  2. The use of leaches must have been scary for the man or woman who had to endure them on his/her body. it makes me shudder. And just think how many times leaches were used for illness that they couldn't help.

    1. Hi Vickie,
      I can't imagine a leech on my body. Sounds so awful. This brought to mind a scene from a movie called, Stand By Me, that was written by Stephen King. I think he called it The Body. I remember the kids walking through some kind of swamp in the woods and they came out with leeches all over them. Yuck.

      So what was one of your favorite posts this year that you read or wrote about? Just curious. :)

  3. I have heard historians theorize that George Washington was "bled to death." Whether that's true or not, I am always reminded to be thankful that I live in 2014 when I think about the history of medicine. Amazing that the Greeks practiced blood letting. I had no idea it was so ancient. History is important to me personally because it gives me perspective on the problems I face today. It helps me maintain balance and it inspires me to be thankful. As I am for all the HHH history-lovers!

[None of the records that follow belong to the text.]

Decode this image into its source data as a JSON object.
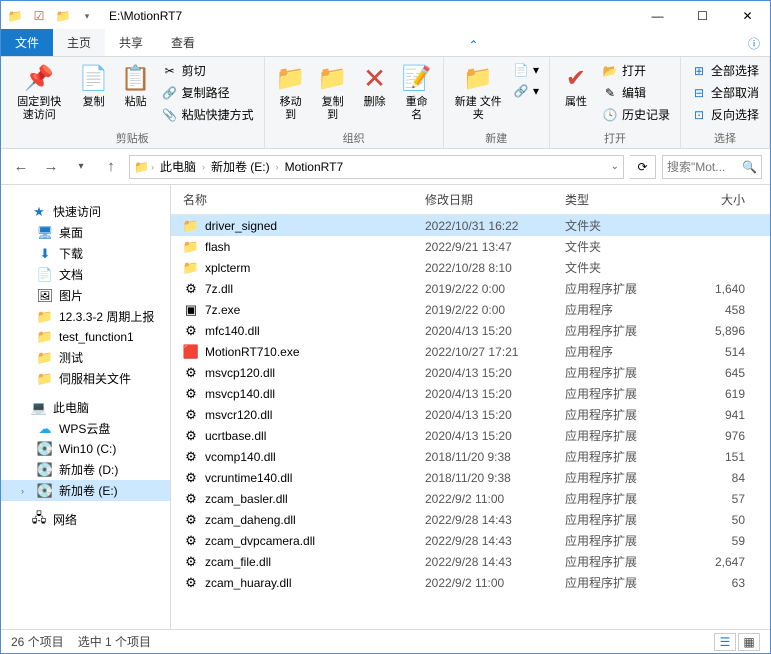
{
  "title": "E:\\MotionRT7",
  "tabs": {
    "file": "文件",
    "home": "主页",
    "share": "共享",
    "view": "查看"
  },
  "ribbon": {
    "pin": "固定到快\n速访问",
    "copy": "复制",
    "paste": "粘贴",
    "cut": "剪切",
    "copypath": "复制路径",
    "pasteshortcut": "粘贴快捷方式",
    "moveto": "移动到",
    "copyto": "复制到",
    "delete": "删除",
    "rename": "重命名",
    "newfolder": "新建\n文件夹",
    "properties": "属性",
    "open": "打开",
    "edit": "编辑",
    "history": "历史记录",
    "selectall": "全部选择",
    "selectnone": "全部取消",
    "invert": "反向选择",
    "g_clipboard": "剪贴板",
    "g_organize": "组织",
    "g_new": "新建",
    "g_open": "打开",
    "g_select": "选择"
  },
  "breadcrumb": {
    "thispc": "此电脑",
    "drive": "新加卷 (E:)",
    "folder": "MotionRT7"
  },
  "search_placeholder": "搜索\"Mot...",
  "sidebar": {
    "quick": "快速访问",
    "desktop": "桌面",
    "downloads": "下载",
    "documents": "文档",
    "pictures": "图片",
    "f1": "12.3.3-2 周期上报",
    "f2": "test_function1",
    "f3": "测试",
    "f4": "伺服相关文件",
    "thispc": "此电脑",
    "wps": "WPS云盘",
    "win10": "Win10 (C:)",
    "dd": "新加卷 (D:)",
    "de": "新加卷 (E:)",
    "network": "网络"
  },
  "columns": {
    "name": "名称",
    "date": "修改日期",
    "type": "类型",
    "size": "大小"
  },
  "types": {
    "folder": "文件夹",
    "ext": "应用程序扩展",
    "exe": "应用程序"
  },
  "files": [
    {
      "name": "driver_signed",
      "date": "2022/10/31 16:22",
      "type": "folder",
      "size": "",
      "icon": "folder",
      "selected": true
    },
    {
      "name": "flash",
      "date": "2022/9/21 13:47",
      "type": "folder",
      "size": "",
      "icon": "folder"
    },
    {
      "name": "xplcterm",
      "date": "2022/10/28 8:10",
      "type": "folder",
      "size": "",
      "icon": "folder"
    },
    {
      "name": "7z.dll",
      "date": "2019/2/22 0:00",
      "type": "ext",
      "size": "1,640",
      "icon": "dll"
    },
    {
      "name": "7z.exe",
      "date": "2019/2/22 0:00",
      "type": "exe",
      "size": "458",
      "icon": "exe"
    },
    {
      "name": "mfc140.dll",
      "date": "2020/4/13 15:20",
      "type": "ext",
      "size": "5,896",
      "icon": "dll"
    },
    {
      "name": "MotionRT710.exe",
      "date": "2022/10/27 17:21",
      "type": "exe",
      "size": "514",
      "icon": "exe2"
    },
    {
      "name": "msvcp120.dll",
      "date": "2020/4/13 15:20",
      "type": "ext",
      "size": "645",
      "icon": "dll"
    },
    {
      "name": "msvcp140.dll",
      "date": "2020/4/13 15:20",
      "type": "ext",
      "size": "619",
      "icon": "dll"
    },
    {
      "name": "msvcr120.dll",
      "date": "2020/4/13 15:20",
      "type": "ext",
      "size": "941",
      "icon": "dll"
    },
    {
      "name": "ucrtbase.dll",
      "date": "2020/4/13 15:20",
      "type": "ext",
      "size": "976",
      "icon": "dll"
    },
    {
      "name": "vcomp140.dll",
      "date": "2018/11/20 9:38",
      "type": "ext",
      "size": "151",
      "icon": "dll"
    },
    {
      "name": "vcruntime140.dll",
      "date": "2018/11/20 9:38",
      "type": "ext",
      "size": "84",
      "icon": "dll"
    },
    {
      "name": "zcam_basler.dll",
      "date": "2022/9/2 11:00",
      "type": "ext",
      "size": "57",
      "icon": "dll"
    },
    {
      "name": "zcam_daheng.dll",
      "date": "2022/9/28 14:43",
      "type": "ext",
      "size": "50",
      "icon": "dll"
    },
    {
      "name": "zcam_dvpcamera.dll",
      "date": "2022/9/28 14:43",
      "type": "ext",
      "size": "59",
      "icon": "dll"
    },
    {
      "name": "zcam_file.dll",
      "date": "2022/9/28 14:43",
      "type": "ext",
      "size": "2,647",
      "icon": "dll"
    },
    {
      "name": "zcam_huaray.dll",
      "date": "2022/9/2 11:00",
      "type": "ext",
      "size": "63",
      "icon": "dll"
    }
  ],
  "status": {
    "count": "26 个项目",
    "selected": "选中 1 个项目"
  }
}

    1. Hi Steph!
      I didn't know that information about George Washington. I know doctors frequently bled patients more than once so if he was already sick it could have easily exhausted him and he would have succumbed to the illness that had attacked him. So sad when you really think about it. Also, the more I study Greek Medicine the more amazed I am. Thanks for sharing why history is important to you, Steph.

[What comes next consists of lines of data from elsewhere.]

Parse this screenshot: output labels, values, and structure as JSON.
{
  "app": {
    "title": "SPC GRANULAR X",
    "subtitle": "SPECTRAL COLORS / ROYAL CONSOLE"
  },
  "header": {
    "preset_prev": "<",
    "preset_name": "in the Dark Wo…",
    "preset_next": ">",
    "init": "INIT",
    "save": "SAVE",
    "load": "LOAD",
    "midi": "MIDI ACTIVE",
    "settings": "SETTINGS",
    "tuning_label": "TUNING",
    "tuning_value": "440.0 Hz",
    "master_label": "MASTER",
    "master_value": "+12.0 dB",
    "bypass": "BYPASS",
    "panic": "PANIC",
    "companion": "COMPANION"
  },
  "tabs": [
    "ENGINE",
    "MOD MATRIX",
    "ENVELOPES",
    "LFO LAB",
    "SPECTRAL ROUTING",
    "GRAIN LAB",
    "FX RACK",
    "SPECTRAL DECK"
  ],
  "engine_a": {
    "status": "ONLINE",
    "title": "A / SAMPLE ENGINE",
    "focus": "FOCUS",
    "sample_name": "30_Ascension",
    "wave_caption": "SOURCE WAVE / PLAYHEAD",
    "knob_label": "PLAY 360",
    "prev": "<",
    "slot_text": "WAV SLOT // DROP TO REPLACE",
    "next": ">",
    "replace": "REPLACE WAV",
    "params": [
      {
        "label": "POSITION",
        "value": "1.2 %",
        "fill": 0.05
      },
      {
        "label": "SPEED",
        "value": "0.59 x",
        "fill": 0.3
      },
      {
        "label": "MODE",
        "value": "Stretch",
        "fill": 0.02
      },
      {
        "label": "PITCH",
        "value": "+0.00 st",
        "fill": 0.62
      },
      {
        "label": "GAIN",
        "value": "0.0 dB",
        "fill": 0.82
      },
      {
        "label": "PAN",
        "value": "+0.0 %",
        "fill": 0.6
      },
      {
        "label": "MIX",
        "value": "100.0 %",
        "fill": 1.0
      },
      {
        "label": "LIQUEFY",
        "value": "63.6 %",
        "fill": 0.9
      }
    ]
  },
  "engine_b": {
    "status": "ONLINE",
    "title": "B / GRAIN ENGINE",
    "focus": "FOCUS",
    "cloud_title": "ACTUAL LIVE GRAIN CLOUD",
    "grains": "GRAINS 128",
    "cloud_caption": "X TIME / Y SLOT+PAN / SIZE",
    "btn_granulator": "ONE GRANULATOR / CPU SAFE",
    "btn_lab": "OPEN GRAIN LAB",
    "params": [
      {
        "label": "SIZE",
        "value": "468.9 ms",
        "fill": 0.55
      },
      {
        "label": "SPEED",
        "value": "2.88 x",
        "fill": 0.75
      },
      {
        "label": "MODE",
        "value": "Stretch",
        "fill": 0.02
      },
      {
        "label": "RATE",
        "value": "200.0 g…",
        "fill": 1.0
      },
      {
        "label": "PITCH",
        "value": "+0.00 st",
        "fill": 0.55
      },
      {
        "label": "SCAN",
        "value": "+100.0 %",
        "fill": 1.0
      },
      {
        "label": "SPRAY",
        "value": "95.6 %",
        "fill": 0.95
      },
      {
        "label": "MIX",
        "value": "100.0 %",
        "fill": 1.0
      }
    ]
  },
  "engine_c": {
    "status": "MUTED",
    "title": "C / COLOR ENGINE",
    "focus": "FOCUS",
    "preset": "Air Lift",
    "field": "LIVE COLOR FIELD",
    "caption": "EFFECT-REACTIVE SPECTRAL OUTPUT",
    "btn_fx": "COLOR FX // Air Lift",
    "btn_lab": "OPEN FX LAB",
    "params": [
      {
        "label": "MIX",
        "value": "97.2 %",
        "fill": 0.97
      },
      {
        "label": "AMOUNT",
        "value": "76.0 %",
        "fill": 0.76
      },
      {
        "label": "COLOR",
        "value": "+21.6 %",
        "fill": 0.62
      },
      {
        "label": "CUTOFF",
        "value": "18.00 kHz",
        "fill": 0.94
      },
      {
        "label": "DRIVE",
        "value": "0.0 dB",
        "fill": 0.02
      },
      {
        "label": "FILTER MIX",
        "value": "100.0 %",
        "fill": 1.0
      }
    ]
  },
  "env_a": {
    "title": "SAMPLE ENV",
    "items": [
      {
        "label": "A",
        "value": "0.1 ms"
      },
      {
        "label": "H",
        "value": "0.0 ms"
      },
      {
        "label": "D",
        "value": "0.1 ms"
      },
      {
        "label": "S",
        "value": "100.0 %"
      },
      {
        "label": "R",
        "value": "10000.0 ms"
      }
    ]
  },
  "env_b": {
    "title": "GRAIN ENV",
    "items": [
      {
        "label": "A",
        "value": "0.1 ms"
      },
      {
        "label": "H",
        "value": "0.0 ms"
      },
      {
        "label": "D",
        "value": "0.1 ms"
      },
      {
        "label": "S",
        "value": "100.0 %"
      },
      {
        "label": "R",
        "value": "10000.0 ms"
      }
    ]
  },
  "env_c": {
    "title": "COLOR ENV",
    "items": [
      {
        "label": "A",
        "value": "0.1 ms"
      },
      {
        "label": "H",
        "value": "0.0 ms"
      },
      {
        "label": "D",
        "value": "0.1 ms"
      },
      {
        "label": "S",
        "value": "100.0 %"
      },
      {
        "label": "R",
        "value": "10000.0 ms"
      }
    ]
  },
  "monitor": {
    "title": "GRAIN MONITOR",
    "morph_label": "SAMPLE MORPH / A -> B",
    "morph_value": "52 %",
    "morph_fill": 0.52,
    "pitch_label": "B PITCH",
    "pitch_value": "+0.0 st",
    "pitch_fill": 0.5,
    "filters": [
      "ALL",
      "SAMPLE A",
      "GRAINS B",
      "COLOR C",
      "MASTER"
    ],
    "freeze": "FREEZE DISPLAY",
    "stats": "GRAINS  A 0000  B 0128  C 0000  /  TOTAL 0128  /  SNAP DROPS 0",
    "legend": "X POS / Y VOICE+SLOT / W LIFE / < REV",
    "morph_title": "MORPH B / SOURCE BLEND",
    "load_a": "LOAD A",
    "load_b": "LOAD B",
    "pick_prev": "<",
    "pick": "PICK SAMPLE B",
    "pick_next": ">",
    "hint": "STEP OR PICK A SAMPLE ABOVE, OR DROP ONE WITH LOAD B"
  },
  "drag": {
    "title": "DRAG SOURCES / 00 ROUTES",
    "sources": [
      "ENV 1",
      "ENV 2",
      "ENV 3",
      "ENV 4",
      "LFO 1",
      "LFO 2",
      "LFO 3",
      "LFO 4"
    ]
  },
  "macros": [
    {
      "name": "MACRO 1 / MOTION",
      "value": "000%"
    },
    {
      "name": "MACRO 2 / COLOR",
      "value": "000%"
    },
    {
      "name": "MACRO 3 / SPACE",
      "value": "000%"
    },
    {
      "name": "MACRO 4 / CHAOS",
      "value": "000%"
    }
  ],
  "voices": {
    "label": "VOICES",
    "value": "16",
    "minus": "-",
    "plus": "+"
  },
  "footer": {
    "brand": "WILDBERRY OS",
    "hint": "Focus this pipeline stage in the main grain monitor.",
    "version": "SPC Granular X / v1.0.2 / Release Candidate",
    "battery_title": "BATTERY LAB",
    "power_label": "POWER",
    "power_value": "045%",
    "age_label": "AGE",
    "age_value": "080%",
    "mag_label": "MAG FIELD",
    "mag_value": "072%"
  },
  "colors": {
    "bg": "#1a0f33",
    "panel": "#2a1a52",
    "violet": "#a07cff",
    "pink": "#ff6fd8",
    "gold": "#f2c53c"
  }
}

  4. Great article, Jillian. Routine blood letting might well have done some good in some cases. Quite a number of men today suffer from too much iron - haemochromatosis - and it can cause many serious health problems. The treatment is frequent blood donations. Up to menopause few women have this problem!

    I'm not sure about that description of "cupping." I've seen the equipment and the scarifier just scrapes the skin. Then the cup is put over the scraped area and it's heated to create suction. The blood beads from the scrapes and is scraped off with a dull blade. It's still done in many parts of the world and it's not supposed to be particularly painful.

    Blistering is different, and sounds much worse.

    1. Hi Jo,
      Nice to see you here. I don't think I've seen you since you taught me to play Whist at a Beau Monde party at RWA many moons ago. :) I didn't know about haemochromatosis, that must be very hard on those who suffer from it. However, the frequent donations must be a blessing to those who need it. I guess it all depends on how often you have to donate. I appreciate you sharing that. I was shocked that my 22 year old daughter showed me cupping marks where her chiropractor had performed this method on her and she said it didn't hurt! I can't forget that scene in The Madness of King George where they "treated" his illness.

      Happy New Year!

  5. That was a while ago, Jillian. Fun times. Yes, treatment could be terrible, in part because doctors were paid to do something, so they did.

    1. Scary isn't it, Jo? I think some doctors still do that today, but for the most part we are blessed with good physicians. By-the-bye, I've used your site many times over the years to educate myself about the Regency era. Your knowledge is much appreciated.